The European principle-based framework for AI systems must translate and establish by law, respect to our rights in the digital age. Progress has been made with landmark initiatives such as the GDPR, however more work is needed in this space to establish legally binding rules which provide developers and innovators with more legal clarity, and award individuals stronger protections of their rights and freedoms. At the foundational level, this framework must guarantee higher transparency and accountability, define the liability of AI systems, establishing standards to trace, audit, explain, appeal and reverse decisions made by AI during its entire lifecycle.

The rapid development of automation in Europe must not reflect mistakes of the past; AI algorithms and systems must be trained on diversified sets, and their objectives have to be clearly defined and controlled to avoid risks of bias and discrimination or data poisoning. Decisions made by AI must be aligned with the collective ethical fabric that defines Europe throughout the lifecycle of intelligent systems and follow clear red lines, such as the risk-based approach that would, for example, completely ban research in autonomous lethal weapons or conscious AI. The high-risk applications should alert us of the fragility of our common values, as well as our rights as citizens, our responsibilities as policy-makers and our obligations to future generations.

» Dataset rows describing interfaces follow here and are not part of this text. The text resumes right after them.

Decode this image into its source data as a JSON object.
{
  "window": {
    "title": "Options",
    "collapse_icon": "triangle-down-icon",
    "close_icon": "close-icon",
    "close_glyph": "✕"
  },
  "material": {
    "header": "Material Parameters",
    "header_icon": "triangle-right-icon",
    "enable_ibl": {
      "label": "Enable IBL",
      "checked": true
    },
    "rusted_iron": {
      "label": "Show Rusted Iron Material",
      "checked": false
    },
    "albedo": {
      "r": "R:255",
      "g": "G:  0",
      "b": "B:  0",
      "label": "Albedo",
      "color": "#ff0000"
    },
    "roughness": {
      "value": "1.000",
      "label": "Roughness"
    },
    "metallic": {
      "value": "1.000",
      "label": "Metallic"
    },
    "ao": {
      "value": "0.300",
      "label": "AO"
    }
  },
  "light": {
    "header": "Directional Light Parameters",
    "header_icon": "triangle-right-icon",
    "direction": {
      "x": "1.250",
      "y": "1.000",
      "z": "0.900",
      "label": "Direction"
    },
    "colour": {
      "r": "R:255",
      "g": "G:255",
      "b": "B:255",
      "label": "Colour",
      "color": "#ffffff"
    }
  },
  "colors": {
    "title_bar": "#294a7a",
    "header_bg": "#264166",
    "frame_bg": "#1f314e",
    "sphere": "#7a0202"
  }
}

Strong protections can enable the development of ethical AI in Europe, and force gatekeepers to respect with reciprocity the new architecture of data governance. The data ecosystem is ground-zero for AI innovation in Europe. Data is the source of learning for AI systems and therefore very important for AI to become smarter. Privacy by design, consumer protection, and product safety will be at the top of our agenda since we will not compromise privacy for safety. More options available to users, clear consent, and rewards for the use of our data, with stronger security standards, as in cases of extreme personalization and micro targeting, would enable fairer AI in this evolving ecosystem, and inspire trust for European citizens. The EU has expertise in leading efforts to establish global norms and standards for data processing, which it can leverage in collaboration with international partners to achieve global consensus. In the European Parliament, we are currently working on an ambitious agenda to enable better, rules-based data collection and safer mechanisms to process, store, exchange, and transfer data. Standardisation is necessary to ensure the high quality and safety of data, alongside the establishment of data spaces governed by rules addressing the divergent levels of inherent risk of different sectors and technologies. Coupling these efforts with a secure digital ID can be instrumental in rethinking the current data ownership models.

In the EU, a significant portion of the budget and other funding instruments is earmarked for the development of digital skills, and digital education systems fit for purpose, as we must prepare the grounds for a seamless transition of our societies and economies into an era powered by intelligent systems. At both the national and the EU levels, progress is necessary to calibrate education and professional training with the needs for digital skills, to enable greater understanding of AI across generations, and stimulate career paths into future jobs of AI innovation and research.

Our vision is to foster technology that creates value for all, and enables our society to progress without impeding on the rights of Europeans. Striking this sensitive balance is a complicated endeavour, however the acceleration of AI development, and the reach of its impact, implore us to get it right from the outset. The EU is a global champion of privacy and data protection in the digital age. This achievement must be leveraged in establishing a safe ecosystem, where trustworthy AI enables us to achieve our objectives with regulatory control, and establish a fair and equal society fit for the future.